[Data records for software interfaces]
-- -- --

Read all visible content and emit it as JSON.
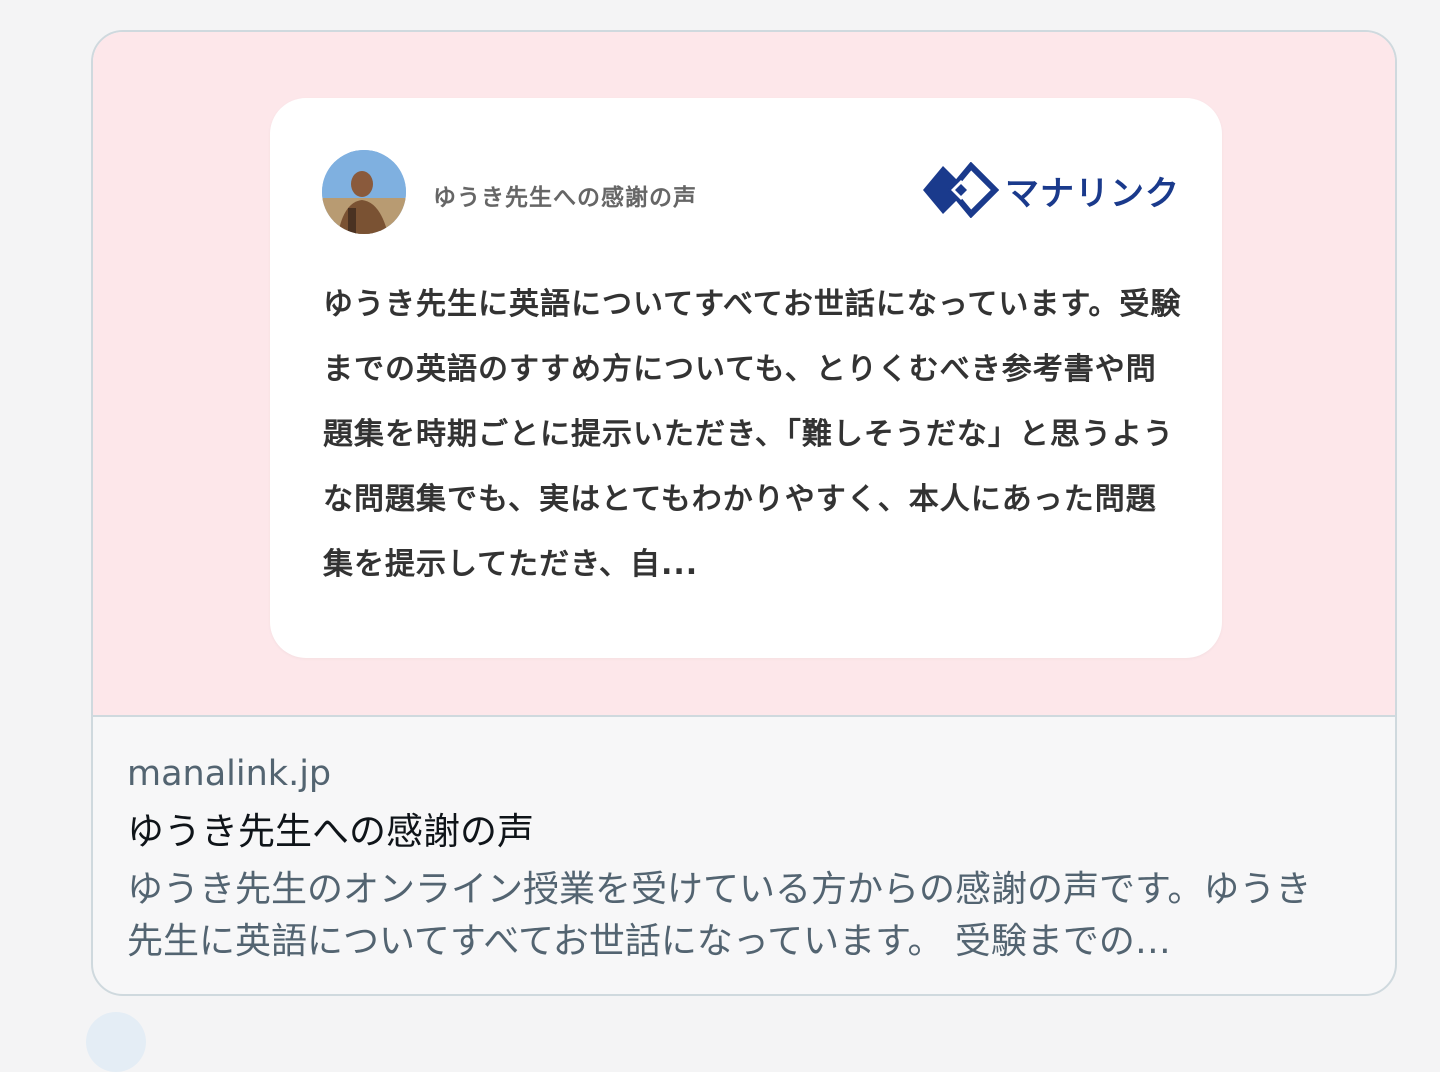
{
  "card": {
    "domain": "manalink.jp",
    "title": "ゆうき先生への感謝の声",
    "description": "ゆうき先生のオンライン授業を受けている方からの感謝の声です。ゆうき先生に英語についてすべてお世話になっています。 受験までの…"
  },
  "preview": {
    "header_title": "ゆうき先生への感謝の声",
    "brand_name": "マナリンク",
    "brand_color": "#1a3a8c",
    "background_color": "#fde7ea",
    "testimonial": "ゆうき先生に英語についてすべてお世話になっています。受験までの英語のすすめ方についても、とりくむべき参考書や問題集を時期ごとに提示いただき、「難しそうだな」と思うような問題集でも、実はとてもわかりやすく、本人にあった問題集を提示してただき、自..."
  }
}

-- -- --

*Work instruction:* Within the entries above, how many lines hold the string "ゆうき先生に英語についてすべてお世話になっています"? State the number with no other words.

*The completed task:* 2